SOURCE DATA ▸

----------

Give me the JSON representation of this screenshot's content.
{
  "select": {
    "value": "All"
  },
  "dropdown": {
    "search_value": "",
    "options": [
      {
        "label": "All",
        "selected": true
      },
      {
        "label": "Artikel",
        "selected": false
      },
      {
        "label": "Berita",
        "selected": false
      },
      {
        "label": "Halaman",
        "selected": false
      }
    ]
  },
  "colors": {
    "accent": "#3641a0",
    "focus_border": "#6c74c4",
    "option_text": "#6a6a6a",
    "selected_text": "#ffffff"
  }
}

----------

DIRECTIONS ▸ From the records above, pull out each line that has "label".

EXERCISE ANSWER ▸
        "label": "All",
        "label": "Artikel",
        "label": "Berita",
        "label": "Halaman",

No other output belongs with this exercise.